  • An adult signature is always required upon delivery

In all states, 21 is the legal drinking age. Selling or providing alcohol to a minor is a crime and can result in stiff fines, prison time, or both. Requiring an adult to sign for the package helps keep you in compliance with these laws.

How Tasker Payment Gateways LLC can help

We offer a consultative approach. We start with a payment gateway recommendation that fits your business model. We then discuss any other features you may need, including chargeback prevention, recurring billing features for “wine of the month” type clubs, and customer data storage.
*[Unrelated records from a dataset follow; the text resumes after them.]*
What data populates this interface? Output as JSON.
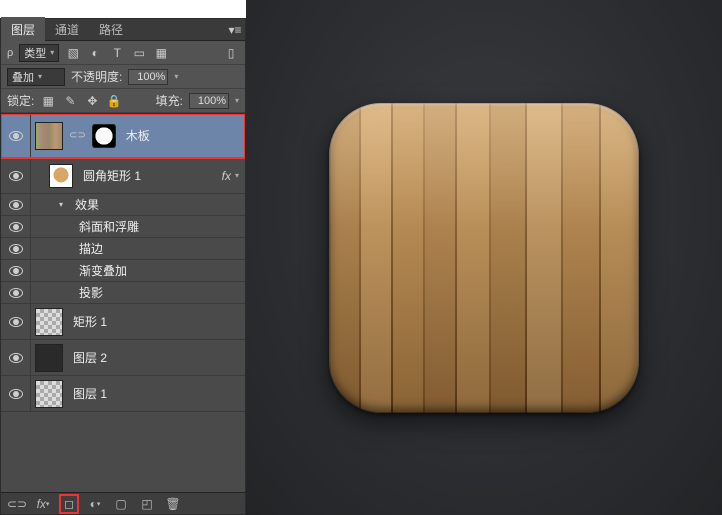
{
  "tabs": {
    "layers": "图层",
    "channels": "通道",
    "paths": "路径"
  },
  "filter_row": {
    "kind_label": "类型",
    "icons": [
      "image-filter-icon",
      "adjust-filter-icon",
      "type-filter-icon",
      "shape-filter-icon",
      "smart-filter-icon"
    ]
  },
  "blend_row": {
    "mode": "叠加",
    "opacity_label": "不透明度:",
    "opacity_value": "100%"
  },
  "lock_row": {
    "lock_label": "锁定:",
    "fill_label": "填充:",
    "fill_value": "100%"
  },
  "layers": [
    {
      "name": "木板",
      "selected": true
    },
    {
      "name": "圆角矩形 1",
      "has_fx": true
    },
    {
      "effects_label": "效果"
    },
    {
      "fx1": "斜面和浮雕"
    },
    {
      "fx2": "描边"
    },
    {
      "fx3": "渐变叠加"
    },
    {
      "fx4": "投影"
    },
    {
      "name2": "矩形 1"
    },
    {
      "name3": "图层 2"
    },
    {
      "name4": "图层 1"
    }
  ],
  "footer_icons": [
    "link-icon",
    "fx-icon",
    "mask-icon",
    "adjustment-icon",
    "group-icon",
    "new-layer-icon",
    "trash-icon"
  ]
}
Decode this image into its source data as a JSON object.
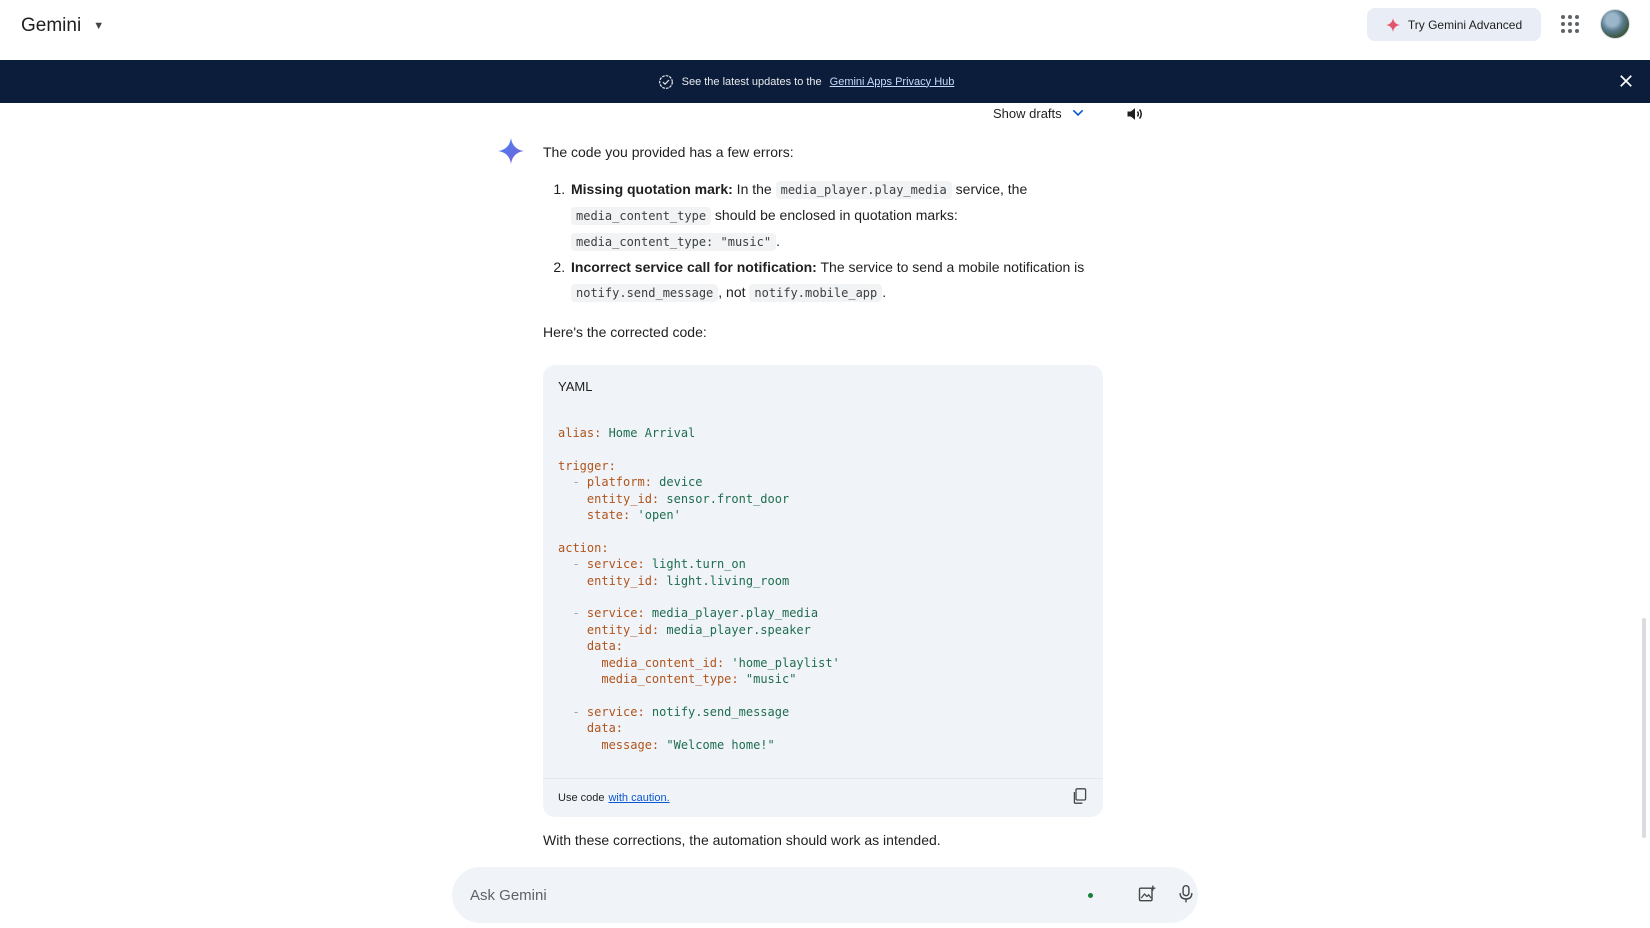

We can help by leveraging our relationships with merchant service providers and acquiring banks to advise you on selecting a merchant account that is right for your business. We can also help you choose a shopping cart that’s compatible with your merchant provider and gateway and advise you about the best practices that can help you reduce chargebacks. Information on this topic changes all the time.

Please keep an eye on our blog and follow Tasker Payment Gateways LLC on YouTube, Facebook, Twitter, and LinkedIn to stay up to date.

If your brewery, winery, or distillery is ready to make the leap into online alcohol sales, (or if you are not ready yet and have some preliminary questions), please call us today at 207-772-8737 or contact us using the short form below

Get started with some free, friendly advice

PLEASE NOTE: The information and materials on this page/site are provided for general informational purposes only and are not intended to be legal advice. The law changes frequently and varies from jurisdiction to jurisdiction. Being general in nature, the information and materials provided may not apply to any specific factual and/or legal set of circumstances.  You should sit with a qualified attorney before selling or marketing any regulated items.